May 15, 2022In the spring of 2020, when many in the art world were wondering about the future of the industry — and of life itself — the photography dealer Peter Fetterman developed a new therapeutic ritual.
He sent out an email a day to his friends and clients, each including a single photograph accompanied by a short text about the image and its maker. The simple subject line, “The Power of Photography,” promised affirmation and connection at a time when both were in short supply — and the project delivered these experiences, to judge from the many heartfelt replies Fetterman received.
More than two years and 600 photographs later, the London-born, Santa Monica–based gallerist is still sending out his daily missives and posting them in a dedicated viewing room on the gallery’s website.
Now, he has transformed the series into a coffee-table book and an exhibition. The Power of Photography volume, containing 120 images accompanied by Fetterman’s text, has just been released by ACC Art Books, with a launch party during Photo London. And from June 4 to September 4, Peter Fetterman Gallery, Bergamot Station Arts Center, in Santa Monica, will host a corresponding show of about 200 photographs, including works by Henri Cartier-Bresson, Lillian Bassman and Ansel Adams, among many other greats.
In a conversation with Introspective, Fetterman shares his reflections on the making of the series and why he thinks it has amassed such a devoted following.
What was on your mind when you initiated “The Power of Photography” back at the very beginning of the pandemic?
I was sitting at the kitchen table panicking, not knowing where the world is going to go or if the gallery would survive. My normal life had been about going from one art fair to another. Suddenly, I was confronted with stillness, and memories.
I decided that for my own self-therapy, I would do daily email blasts about a photograph that meant something to me and the photographer who took it.
I thought that nobody would care and that I would pack it in after seven days. To my total amazement, people kept responding, saying that I was helping them get through this crazy time. I thought, I’m going to go with the flow. And I haven’t stopped since.
The very first image in the series is an anonymous photographer’s image of the Wailing Wall in Jerusalem from around 1860. How and why did you choose it?
I was starting to get kind of spiritual, thinking that we’re all seeking some kind of guidance to help us get through this. Jerusalem is the center for so many major religions, and you just get a sense of spirituality there.
I came across this image, which I had never noticed before, and there was something so poetic about it. Whoever took this photograph had a great sense of composition. It’s also the physical beauty of the print, that it was printed with such care even back then. And Anonymous is one of my favorite photographers.

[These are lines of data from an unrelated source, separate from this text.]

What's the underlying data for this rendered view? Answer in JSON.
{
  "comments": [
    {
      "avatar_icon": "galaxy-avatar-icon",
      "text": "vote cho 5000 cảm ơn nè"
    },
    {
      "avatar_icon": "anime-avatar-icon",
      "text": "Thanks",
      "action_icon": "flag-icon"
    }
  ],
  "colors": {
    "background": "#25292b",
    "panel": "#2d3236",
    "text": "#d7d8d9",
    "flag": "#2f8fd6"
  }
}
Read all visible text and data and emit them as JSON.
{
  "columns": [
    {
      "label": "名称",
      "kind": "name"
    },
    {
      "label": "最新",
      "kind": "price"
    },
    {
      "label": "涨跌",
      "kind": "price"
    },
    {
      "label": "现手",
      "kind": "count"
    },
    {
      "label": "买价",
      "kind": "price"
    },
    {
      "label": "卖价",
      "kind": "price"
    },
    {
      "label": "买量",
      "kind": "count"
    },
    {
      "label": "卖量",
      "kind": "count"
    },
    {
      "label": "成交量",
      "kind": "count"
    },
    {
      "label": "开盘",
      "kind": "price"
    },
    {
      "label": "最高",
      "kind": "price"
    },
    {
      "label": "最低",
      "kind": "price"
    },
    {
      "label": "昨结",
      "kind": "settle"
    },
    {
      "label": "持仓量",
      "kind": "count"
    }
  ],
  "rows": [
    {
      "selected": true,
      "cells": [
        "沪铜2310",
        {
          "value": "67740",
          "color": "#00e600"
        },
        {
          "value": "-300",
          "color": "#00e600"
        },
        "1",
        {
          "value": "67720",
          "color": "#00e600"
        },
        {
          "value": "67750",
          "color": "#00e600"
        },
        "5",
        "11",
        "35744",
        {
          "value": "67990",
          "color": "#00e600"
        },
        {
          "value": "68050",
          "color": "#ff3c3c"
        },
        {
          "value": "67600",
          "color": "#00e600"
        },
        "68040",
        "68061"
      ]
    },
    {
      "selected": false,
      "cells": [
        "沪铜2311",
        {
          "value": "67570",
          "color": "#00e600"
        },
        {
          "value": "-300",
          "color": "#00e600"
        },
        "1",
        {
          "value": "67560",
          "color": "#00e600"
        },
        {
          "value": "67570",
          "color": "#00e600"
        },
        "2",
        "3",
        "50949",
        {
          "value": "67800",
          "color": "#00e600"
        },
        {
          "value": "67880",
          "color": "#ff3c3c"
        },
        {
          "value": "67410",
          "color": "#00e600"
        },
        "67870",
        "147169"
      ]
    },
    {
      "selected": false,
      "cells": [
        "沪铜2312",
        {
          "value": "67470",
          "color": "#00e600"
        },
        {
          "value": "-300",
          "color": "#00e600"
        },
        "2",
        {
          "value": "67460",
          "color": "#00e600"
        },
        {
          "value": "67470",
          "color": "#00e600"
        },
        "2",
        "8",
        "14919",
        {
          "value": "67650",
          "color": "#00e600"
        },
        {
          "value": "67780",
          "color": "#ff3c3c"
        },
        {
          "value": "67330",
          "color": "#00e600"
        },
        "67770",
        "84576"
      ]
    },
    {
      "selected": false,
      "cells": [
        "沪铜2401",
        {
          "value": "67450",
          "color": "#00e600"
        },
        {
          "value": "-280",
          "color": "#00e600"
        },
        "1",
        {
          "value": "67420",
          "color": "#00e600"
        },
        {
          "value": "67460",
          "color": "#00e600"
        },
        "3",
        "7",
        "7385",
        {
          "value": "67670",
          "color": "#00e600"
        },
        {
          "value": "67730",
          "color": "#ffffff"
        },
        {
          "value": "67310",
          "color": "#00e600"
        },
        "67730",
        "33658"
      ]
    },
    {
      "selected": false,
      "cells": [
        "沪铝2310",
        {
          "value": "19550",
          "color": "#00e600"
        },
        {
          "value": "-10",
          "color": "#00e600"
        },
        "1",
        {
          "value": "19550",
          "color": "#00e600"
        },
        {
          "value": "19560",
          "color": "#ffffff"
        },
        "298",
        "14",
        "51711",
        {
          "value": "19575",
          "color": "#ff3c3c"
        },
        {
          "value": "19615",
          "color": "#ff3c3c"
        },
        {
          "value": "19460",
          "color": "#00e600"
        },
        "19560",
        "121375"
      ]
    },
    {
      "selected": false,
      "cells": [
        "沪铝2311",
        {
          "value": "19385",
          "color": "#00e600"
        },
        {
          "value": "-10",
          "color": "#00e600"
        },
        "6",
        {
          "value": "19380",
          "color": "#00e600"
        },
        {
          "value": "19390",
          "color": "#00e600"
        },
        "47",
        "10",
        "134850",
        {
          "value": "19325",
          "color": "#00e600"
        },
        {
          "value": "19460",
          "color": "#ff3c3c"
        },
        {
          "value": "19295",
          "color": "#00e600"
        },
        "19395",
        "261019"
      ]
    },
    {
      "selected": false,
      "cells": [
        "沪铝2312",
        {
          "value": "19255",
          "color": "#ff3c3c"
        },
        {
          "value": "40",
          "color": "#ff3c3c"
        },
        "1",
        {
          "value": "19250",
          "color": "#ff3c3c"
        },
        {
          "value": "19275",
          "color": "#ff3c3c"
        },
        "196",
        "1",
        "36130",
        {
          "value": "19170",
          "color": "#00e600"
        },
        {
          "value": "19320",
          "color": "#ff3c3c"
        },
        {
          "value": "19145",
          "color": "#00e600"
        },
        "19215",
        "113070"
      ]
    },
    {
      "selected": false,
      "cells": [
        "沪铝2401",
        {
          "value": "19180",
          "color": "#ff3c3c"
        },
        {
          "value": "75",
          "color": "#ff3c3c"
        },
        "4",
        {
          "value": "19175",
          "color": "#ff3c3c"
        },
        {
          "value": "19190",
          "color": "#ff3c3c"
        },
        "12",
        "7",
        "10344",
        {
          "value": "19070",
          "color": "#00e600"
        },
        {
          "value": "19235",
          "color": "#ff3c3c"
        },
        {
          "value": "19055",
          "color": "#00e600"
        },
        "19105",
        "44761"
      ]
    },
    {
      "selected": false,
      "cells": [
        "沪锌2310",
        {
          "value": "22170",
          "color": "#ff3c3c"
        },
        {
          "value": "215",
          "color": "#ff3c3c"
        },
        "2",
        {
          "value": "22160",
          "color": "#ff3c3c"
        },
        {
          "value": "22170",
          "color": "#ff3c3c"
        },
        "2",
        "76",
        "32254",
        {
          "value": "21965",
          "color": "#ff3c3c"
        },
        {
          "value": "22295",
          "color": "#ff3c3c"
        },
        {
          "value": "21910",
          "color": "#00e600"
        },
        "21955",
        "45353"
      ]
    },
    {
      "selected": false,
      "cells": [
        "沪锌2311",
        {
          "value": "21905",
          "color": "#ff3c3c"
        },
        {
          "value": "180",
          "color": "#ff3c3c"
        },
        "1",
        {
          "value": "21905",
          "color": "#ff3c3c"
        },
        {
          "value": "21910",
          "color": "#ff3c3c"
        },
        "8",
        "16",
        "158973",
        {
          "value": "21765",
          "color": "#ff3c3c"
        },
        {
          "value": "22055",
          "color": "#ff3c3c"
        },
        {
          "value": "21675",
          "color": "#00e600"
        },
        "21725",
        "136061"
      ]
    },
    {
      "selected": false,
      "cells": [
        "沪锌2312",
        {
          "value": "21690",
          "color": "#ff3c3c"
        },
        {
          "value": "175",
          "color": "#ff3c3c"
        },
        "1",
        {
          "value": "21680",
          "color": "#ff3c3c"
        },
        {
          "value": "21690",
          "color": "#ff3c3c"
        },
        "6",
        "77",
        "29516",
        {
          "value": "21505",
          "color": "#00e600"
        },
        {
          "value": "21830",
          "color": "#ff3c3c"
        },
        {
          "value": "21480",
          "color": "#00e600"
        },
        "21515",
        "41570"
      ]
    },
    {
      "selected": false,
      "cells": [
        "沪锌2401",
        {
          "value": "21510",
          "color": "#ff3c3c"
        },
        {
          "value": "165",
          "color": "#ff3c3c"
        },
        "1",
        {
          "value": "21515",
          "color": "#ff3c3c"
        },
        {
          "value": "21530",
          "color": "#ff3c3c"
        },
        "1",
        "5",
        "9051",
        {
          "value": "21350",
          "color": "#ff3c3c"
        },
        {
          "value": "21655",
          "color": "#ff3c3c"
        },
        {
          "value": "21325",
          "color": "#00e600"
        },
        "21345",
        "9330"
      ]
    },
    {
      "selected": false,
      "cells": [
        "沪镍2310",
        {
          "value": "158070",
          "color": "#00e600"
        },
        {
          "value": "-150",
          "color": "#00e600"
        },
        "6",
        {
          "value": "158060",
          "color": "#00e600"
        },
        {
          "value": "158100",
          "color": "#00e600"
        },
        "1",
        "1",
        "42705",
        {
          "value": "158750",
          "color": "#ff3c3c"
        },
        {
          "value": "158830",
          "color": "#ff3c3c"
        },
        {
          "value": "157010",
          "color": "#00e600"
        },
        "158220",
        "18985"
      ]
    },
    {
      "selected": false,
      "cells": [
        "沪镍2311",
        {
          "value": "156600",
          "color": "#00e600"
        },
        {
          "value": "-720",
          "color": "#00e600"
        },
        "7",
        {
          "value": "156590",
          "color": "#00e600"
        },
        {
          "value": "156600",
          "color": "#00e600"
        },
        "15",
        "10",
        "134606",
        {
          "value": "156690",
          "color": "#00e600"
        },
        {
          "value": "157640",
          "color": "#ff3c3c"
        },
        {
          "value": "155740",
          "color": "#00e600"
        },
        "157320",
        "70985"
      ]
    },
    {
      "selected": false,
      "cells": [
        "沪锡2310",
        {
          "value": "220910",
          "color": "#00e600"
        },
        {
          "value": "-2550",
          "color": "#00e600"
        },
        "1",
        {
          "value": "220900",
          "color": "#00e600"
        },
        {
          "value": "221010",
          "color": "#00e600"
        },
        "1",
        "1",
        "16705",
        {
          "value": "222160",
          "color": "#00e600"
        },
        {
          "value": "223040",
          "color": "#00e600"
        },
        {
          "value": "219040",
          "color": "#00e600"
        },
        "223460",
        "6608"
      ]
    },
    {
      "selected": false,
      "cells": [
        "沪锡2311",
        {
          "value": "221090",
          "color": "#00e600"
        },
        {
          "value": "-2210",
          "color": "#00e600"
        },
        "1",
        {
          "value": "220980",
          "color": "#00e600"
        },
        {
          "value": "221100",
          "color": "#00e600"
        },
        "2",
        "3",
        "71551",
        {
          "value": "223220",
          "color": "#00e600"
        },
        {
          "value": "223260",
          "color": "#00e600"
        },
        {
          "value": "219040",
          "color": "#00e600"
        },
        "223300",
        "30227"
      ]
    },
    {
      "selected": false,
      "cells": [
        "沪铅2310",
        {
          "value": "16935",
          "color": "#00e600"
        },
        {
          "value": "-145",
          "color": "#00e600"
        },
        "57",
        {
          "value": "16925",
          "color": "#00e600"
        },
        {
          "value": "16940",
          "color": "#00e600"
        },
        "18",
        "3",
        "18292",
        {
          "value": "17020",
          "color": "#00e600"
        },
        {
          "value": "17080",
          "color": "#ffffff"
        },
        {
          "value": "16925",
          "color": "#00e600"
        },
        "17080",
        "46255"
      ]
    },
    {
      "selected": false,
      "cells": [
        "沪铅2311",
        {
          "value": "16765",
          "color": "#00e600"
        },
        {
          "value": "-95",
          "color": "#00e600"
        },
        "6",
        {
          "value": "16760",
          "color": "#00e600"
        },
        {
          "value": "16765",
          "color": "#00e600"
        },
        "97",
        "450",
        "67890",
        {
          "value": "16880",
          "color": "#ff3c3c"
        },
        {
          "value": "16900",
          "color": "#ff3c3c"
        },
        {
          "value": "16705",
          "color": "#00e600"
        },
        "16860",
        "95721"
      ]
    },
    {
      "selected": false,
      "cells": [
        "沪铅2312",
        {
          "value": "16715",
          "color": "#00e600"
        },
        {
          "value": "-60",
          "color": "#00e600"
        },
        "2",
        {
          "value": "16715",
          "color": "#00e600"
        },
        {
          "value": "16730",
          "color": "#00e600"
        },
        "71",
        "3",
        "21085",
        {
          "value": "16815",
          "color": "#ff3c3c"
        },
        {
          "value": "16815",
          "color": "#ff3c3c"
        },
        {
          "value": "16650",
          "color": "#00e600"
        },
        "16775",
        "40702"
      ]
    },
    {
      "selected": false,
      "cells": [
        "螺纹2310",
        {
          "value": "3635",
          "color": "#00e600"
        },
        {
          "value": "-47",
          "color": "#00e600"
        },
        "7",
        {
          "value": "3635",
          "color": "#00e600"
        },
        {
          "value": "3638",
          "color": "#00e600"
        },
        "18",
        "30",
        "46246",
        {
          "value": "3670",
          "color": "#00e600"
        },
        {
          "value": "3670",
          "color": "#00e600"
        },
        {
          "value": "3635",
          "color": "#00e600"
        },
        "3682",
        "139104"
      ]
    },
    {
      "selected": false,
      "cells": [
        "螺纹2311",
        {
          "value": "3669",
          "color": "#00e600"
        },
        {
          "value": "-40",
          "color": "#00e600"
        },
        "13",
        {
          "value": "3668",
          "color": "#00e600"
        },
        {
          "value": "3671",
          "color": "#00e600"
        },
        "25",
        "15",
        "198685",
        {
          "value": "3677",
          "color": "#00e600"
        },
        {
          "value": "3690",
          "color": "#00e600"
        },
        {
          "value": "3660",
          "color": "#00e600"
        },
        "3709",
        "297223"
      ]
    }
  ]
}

I think an image is either great or it isn’t, and you can have a great image taken by someone we’ve never heard of. You shouldn’t be blindsided by the fame of the photographer, because it’s a magical medium, and it has attracted magical people.

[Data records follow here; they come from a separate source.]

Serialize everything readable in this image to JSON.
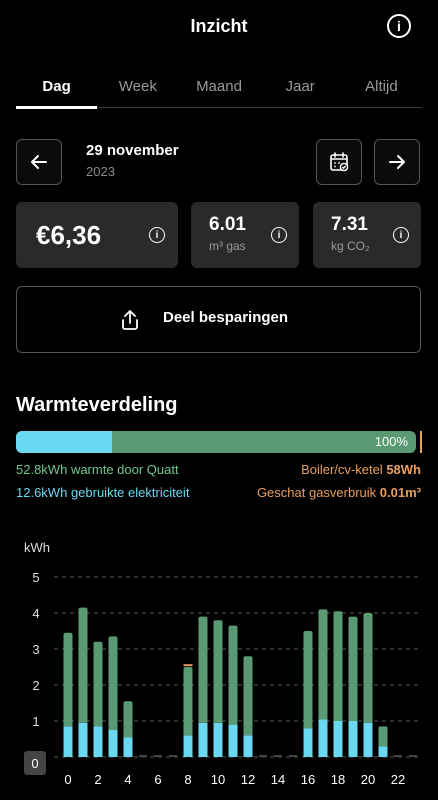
{
  "header": {
    "title": "Inzicht"
  },
  "tabs": [
    {
      "label": "Dag"
    },
    {
      "label": "Week"
    },
    {
      "label": "Maand"
    },
    {
      "label": "Jaar"
    },
    {
      "label": "Altijd"
    }
  ],
  "date": {
    "main": "29 november",
    "year": "2023"
  },
  "stats": {
    "cost": "€6,36",
    "gas_value": "6.01",
    "gas_unit": "m³ gas",
    "co2_value": "7.31",
    "co2_unit": "kg CO₂"
  },
  "share": {
    "label": "Deel besparingen"
  },
  "heat_distribution": {
    "title": "Warmteverdeling",
    "percent_label": "100%",
    "electricity_fraction": 0.24,
    "quatt_value": "52.8kWh",
    "quatt_label": "warmte door Quatt",
    "elec_value": "12.6kWh",
    "elec_label": "gebruikte elektriciteit",
    "boiler_label": "Boiler/cv-ketel",
    "boiler_value": "58Wh",
    "gas_est_label": "Geschat gasverbruik",
    "gas_est_value": "0.01m³"
  },
  "colors": {
    "green": "#5a9a73",
    "cyan": "#6ad8f0",
    "orange": "#e8a060"
  },
  "chart_data": {
    "type": "bar",
    "ylabel": "kWh",
    "ylim": [
      0,
      5
    ],
    "yticks": [
      0,
      1,
      2,
      3,
      4,
      5
    ],
    "xticks": [
      "0",
      "2",
      "4",
      "6",
      "8",
      "10",
      "12",
      "14",
      "16",
      "18",
      "20",
      "22"
    ],
    "x": [
      0,
      1,
      2,
      3,
      4,
      8,
      9,
      10,
      11,
      12,
      16,
      17,
      18,
      19,
      20,
      21
    ],
    "series": [
      {
        "name": "gebruikte elektriciteit",
        "values": [
          0.85,
          0.95,
          0.85,
          0.75,
          0.55,
          0.6,
          0.95,
          0.95,
          0.9,
          0.6,
          0.8,
          1.05,
          1.0,
          1.0,
          0.95,
          0.3
        ]
      },
      {
        "name": "warmte door Quatt",
        "values": [
          2.6,
          3.2,
          2.35,
          2.6,
          1.0,
          1.9,
          2.95,
          2.85,
          2.75,
          2.2,
          2.7,
          3.05,
          3.05,
          2.9,
          3.05,
          0.55
        ]
      },
      {
        "name": "Boiler/cv-ketel",
        "values": [
          0,
          0,
          0,
          0,
          0,
          0.05,
          0,
          0,
          0,
          0,
          0,
          0,
          0,
          0,
          0,
          0
        ]
      }
    ]
  }
}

There’s been an explosion of email newsletters during the pandemic. In the art world, however, it seems like Instagram has been the platform of choice. What drew you to the email format, and why do you think it has worked so well for you?
I’m technologically challenged. I have an Instagram account that my daughter set up for me, but I’ve never actually been on it, and I don’t do Facebook. So, email was the only format I could feel comfortable with.
I like it because it’s somewhat literary. I’ve always felt that great photographs are like great novels — they just tell a story in a single frame. You’re one person before you read the novel, and you’re another person after, because you’ve been drawn into the stories or the characters.
Speaking of literature, your emails often read like little stories, with bits of autobiography and your memories of the photographers, as well as aesthetic and technical appreciations.
I think maybe that’s why the project took off, because it was personal and authentic. I’m not an art historian. There are words the art world throws around all the time, like conceptual — I just run away from all that. An image either hits you in the stomach or it doesn’t.
Humanism seems to be the overarching theme of the series, but are there others that have become apparent to you as you worked on the book and exhibition?
I think I was searching for some kind of beauty as well. I hope that some of the images in the book, like the ones by Pentti Sammallahti, Robert Adams and Michael Kenna, convey a respect for nature and the beauty of the environment.
I know it must be difficult to pick favorites, but are there any images that especially haunt you?
Ansel Adams’s image of the trailer-camp children is as great a portrait as I’ve ever seen, and he wasn’t known for his portraits. I think that’s his greatest photograph, actually. The emotion that pours out of that image, from a man who’s known for taking epic landscapes of Yosemite!
But I suppose the most powerful image for me was the Roman Vishniac. That image set me on my path. I picked up his book A Vanished World, and it just devastated me. When I came to New York for the first time, I found Vishniac in the Yellow Pages and called him. He said, “I’ll give you ten minutes,” and I ended up spending five hours with him.
What do you see as the future of “The Power of Photography”? Are you going to keep the emails going?
I’m going to keep them going as long as I can keep the energy up. I do a lot of research, and I spend hours on every post. It’s not something you can knock off quickly — it takes thought and meditation.
For every one image I think seriously about, I discard hundreds that don’t quite have that haunting quality. Most images are immediately forgettable. The art is to find those images that nourish and sustain you.